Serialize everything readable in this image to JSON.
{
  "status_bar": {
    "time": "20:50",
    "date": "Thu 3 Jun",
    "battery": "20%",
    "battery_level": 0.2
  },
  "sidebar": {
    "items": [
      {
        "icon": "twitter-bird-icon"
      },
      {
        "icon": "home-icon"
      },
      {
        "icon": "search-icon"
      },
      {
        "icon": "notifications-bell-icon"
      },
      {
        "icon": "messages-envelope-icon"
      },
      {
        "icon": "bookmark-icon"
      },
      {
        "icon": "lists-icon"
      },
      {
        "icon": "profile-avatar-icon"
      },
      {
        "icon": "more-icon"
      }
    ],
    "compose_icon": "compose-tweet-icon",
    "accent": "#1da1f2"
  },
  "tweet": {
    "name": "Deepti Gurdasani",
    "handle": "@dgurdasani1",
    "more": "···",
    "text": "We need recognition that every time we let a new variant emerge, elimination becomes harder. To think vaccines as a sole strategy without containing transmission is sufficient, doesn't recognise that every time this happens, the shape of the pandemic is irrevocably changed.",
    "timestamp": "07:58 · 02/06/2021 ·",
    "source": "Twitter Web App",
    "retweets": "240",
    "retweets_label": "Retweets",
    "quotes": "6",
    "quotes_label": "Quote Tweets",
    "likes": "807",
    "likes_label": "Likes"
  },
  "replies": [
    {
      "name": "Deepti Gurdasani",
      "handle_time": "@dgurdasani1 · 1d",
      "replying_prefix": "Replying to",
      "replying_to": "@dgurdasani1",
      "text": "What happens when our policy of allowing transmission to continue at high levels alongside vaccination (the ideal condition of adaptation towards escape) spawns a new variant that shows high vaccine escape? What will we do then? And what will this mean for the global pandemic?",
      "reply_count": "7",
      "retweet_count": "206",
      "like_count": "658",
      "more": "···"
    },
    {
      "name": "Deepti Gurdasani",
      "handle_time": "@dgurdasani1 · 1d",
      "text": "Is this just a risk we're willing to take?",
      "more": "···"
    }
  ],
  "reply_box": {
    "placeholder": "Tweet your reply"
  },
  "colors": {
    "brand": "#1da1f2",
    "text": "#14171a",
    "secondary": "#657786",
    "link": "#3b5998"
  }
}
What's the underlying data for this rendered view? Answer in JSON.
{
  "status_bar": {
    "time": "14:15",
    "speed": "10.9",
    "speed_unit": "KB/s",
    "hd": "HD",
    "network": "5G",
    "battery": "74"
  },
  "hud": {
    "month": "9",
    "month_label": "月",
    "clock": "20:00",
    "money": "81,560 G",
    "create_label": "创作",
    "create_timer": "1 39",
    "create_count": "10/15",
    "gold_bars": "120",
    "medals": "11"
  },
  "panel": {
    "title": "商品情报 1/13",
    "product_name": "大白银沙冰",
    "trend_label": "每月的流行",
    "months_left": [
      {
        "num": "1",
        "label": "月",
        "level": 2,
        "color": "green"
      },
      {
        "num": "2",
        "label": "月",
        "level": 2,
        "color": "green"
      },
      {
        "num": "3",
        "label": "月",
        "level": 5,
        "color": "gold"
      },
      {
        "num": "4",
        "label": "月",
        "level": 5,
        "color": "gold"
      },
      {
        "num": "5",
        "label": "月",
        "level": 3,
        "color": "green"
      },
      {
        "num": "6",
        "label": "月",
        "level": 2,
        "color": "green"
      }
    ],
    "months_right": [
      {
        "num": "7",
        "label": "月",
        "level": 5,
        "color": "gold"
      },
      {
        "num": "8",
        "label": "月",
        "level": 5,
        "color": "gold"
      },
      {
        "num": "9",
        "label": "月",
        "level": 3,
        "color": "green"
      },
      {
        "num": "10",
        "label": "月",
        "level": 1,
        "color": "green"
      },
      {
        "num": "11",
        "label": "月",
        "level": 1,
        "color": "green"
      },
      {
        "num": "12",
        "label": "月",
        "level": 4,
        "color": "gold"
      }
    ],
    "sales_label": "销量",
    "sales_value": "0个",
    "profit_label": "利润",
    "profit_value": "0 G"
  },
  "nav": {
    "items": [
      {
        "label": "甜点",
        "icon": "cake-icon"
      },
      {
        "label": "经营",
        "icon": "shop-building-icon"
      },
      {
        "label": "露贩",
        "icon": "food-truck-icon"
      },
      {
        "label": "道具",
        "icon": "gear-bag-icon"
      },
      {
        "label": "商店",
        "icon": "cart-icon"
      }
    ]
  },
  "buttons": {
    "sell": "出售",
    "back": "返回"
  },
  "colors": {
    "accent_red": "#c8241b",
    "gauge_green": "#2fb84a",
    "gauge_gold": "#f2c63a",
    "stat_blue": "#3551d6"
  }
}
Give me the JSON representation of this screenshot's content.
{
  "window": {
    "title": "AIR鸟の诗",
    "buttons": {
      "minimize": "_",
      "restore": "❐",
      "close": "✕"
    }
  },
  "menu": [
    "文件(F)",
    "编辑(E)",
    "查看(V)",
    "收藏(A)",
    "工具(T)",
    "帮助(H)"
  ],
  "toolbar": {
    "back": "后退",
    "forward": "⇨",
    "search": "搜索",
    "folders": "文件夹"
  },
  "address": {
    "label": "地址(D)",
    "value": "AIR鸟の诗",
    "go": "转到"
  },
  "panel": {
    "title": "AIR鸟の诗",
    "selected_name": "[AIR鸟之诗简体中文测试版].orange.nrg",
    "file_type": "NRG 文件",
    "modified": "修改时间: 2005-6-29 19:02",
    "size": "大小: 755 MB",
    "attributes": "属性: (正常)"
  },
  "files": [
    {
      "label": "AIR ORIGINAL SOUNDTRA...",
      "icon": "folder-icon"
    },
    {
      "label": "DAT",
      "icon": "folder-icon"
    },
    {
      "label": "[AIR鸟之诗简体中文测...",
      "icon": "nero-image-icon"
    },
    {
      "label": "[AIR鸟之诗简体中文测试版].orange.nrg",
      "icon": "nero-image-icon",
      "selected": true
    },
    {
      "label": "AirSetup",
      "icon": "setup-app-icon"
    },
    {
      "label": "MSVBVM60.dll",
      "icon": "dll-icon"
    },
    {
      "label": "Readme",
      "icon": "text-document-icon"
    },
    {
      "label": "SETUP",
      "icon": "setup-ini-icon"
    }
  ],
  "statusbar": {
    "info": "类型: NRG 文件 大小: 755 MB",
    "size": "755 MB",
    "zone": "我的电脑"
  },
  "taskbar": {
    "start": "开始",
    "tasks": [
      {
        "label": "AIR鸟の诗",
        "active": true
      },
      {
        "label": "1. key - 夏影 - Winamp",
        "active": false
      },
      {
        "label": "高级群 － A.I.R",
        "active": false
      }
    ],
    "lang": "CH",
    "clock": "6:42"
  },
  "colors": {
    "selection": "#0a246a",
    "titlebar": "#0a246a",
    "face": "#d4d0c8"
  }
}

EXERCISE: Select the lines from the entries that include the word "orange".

REPLY:
    "selected_name": "[AIR鸟之诗简体中文测试版].orange.nrg",
      "label": "[AIR鸟之诗简体中文测试版].orange.nrg",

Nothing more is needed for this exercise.